Trends in Unintended Pregnancy
A key question is whether unintended pregnancy is becoming more or less prevalent. The data available to answer this question are limited because of the underreporting of abortion within the NSFG, as noted above. Forrest and Singh (1990) supplemented the 1982 and 1988 NSFG data on births with more complete information on abortions and found that the overall incidence of unintended pregnancy increased very slightly between 1982 and 1987, from 55.5 to 57.3 percent.

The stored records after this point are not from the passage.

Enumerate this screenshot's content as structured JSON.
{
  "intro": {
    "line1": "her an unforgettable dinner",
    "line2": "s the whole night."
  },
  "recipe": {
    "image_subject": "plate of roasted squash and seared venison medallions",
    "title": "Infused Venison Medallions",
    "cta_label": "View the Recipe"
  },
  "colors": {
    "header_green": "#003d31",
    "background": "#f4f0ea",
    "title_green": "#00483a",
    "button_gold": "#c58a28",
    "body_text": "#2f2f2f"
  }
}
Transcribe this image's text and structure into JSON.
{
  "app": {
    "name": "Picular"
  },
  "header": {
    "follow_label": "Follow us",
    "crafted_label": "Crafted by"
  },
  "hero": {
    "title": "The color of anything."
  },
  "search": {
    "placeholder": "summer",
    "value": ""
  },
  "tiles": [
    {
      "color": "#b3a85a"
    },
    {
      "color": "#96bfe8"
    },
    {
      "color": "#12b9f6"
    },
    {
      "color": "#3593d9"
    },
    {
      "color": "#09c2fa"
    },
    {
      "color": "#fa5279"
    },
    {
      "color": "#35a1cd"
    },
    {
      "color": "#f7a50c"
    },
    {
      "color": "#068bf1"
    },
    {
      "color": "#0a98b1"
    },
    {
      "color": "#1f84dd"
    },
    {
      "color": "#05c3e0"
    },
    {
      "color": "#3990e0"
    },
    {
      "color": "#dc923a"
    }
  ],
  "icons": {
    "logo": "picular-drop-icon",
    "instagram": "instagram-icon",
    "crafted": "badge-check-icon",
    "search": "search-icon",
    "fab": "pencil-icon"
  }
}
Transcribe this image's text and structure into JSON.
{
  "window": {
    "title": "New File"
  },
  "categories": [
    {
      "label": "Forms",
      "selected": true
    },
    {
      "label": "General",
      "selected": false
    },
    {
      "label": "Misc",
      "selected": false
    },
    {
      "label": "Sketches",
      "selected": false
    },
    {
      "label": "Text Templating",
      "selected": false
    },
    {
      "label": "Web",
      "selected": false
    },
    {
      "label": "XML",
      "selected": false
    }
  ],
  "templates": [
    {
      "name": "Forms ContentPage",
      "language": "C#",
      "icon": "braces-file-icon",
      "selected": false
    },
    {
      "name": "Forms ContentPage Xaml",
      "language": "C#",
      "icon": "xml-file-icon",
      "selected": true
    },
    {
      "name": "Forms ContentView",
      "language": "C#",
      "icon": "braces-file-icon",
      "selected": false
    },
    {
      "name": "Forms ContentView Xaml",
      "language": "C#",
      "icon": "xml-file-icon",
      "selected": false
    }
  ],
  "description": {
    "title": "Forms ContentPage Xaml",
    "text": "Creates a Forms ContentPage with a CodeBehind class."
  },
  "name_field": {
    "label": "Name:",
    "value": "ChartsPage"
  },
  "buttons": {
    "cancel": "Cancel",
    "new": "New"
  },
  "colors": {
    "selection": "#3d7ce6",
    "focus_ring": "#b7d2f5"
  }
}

Over those same years, however, there was a larger increase in the proportion of births resulting from unintended pregnancies, primarily because of a small decrease in the proportion of unintended pregnancies that were aborted.8 Put another way, given an unintended pregnancy, slightly fewer women obtained abortions in 1987 than in 1982, resulting in more children being born who were unintended at the time of conception (Forrest and Singh, 1990). Similar data are not available after 1987 on this complex relationship among pregnancies, abortions, and births.
Data are reported here on births rather than pregnancies because the research summarized in Table 2-2, which is the source for the narrative text in this section, did not include differential rates of unintended pregnancy by race, but only by marital status, age, and poverty level.
Possible reasons for this phenomenon include the passage by states of restrictive abortion laws, decreased numbers of facilities performing abortions, changing views about the acceptability of abortion as a solution to unintended pregnancy, and increased social tolerance for nonmarital childbearing.